Childcare options – how to choose

Grovelands Childcare Plus

Oh, the woes of choosing childcare: how to navigate your options

Regina Bushell, a veteran of the childcare profession guides us through the childcare choices and what to look out for.

Your new baby is the most important thing in your life right now, so it’s daunting to think of someone other than you or your partner taking care of your beautiful little bundle. But, the right childcare can be a really positive experience for both your baby and you, and careful planning can make the transition a lot easier for everyone.

Before returning to work it’s important to have an honest discussion with your employer. Sound them out about work/life balance. If you’re self-employed, think carefully about how many childcare hours you need before investigating the different options available.

So where do you start?

1 Grandparents:

This may be an option for some families, however for others, grandparents may not be living nearby or it may not suit them to take on the responsibility. While they love you to come and visit, five days a week might be too much for them depending on their age and health. If you are working part-time, a couple of days a week or half days, it might be a different story.

Child-minder:

A child-minder could be a relation, a friend or neighbour, either registered with TUSLA (the child and family agency), or not. Talk to other parents and take soundings from locals to find out what kind of reputation and experience they have, how long they have been caring for children – and babies in particular – and how many children or babies they care for. Make sure you visit. I really believe in gut feelings – listen to what your intuition is telling you.

A Crèche:

Your local CCC website will provide a list of registered crèches in your area. All crèches, nurseries and Montessori schools are regulated by the Childcare Regulations 2006. Reports by TUSLA inspectors as to how services live up to these regulations are available at Pobal.ie. It is important that you review the report of any crèche you’re considering.
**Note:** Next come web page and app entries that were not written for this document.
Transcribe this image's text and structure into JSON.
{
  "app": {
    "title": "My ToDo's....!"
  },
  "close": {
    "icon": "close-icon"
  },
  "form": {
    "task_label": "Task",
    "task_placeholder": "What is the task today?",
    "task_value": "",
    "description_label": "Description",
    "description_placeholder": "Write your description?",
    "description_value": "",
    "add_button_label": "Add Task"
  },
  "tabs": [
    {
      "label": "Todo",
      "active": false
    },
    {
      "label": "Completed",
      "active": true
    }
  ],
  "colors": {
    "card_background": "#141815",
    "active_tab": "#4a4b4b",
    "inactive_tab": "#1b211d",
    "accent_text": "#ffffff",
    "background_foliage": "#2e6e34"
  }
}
First things first, you need to give some consideration to a local service or, is there a suitable crèche near work or along your commute?

You may also need to consider your child’s opportunity to make friends with children in your local area if you decide on a crèche outside your locality. However, this can be overcome by enrolling your child in sport/dance/drama/art classes at weekends.

Choosing the right crèche:

If you decide that a crèche is the best option, make a list of your needs and what is important to your child and family. Take a note of questions you want to ask so you can make sure all your queries are answered when visiting a potential crèche.

You need to think long-term: consider services that are offered past the baby stage – will your baby be able to avail of the free preschool Early Childhood Care and Education (ECCE) scheme when they are over three years old? What are the primary schools like in your area? Is there after-school available? Does the crèche offer a pick-up or drop-off service?

The manager should listen to your requirements and bring you on a tour of their facilities. You should be given an overview of the rooms, staff, equipment and space available, both indoors and out. Focus at this stage on the baby and wobbler/toddler areas. Consider these questions:

Most childcare providers offer flexible packages. For example:

Childcare facilities usually bill monthly in advance. Fees are multiplied by 52 weeks of the year and divided by 12 months to calculate the monthly fee.

Before returning to work:

The manager of your chosen centre should arrange visits for you and your baby close to your return to work date. This can be a number of hours over a 2-3 week period depending on the personality of each individual child and parent. You should do a number of ‘dummy runs’ before your start date to time how long it takes to get to the crèche, drop your child off, have a word with staff and get to your place of work on time.

Finally, it can take a few months for your child’s immune system to develop so it’s a good idea to have them out and about with other people and children long before you decide to go back to work.

Being organised can go a long way to ensuring you don’t feel overwhelmed. For example, cook meals in advance to ease your evening routine, pack your baby’s bag and your own each night and put them out in the car to save time in the morning.

Most important of all remember, childhood is the most precious time for you and your family, so enjoy every minute.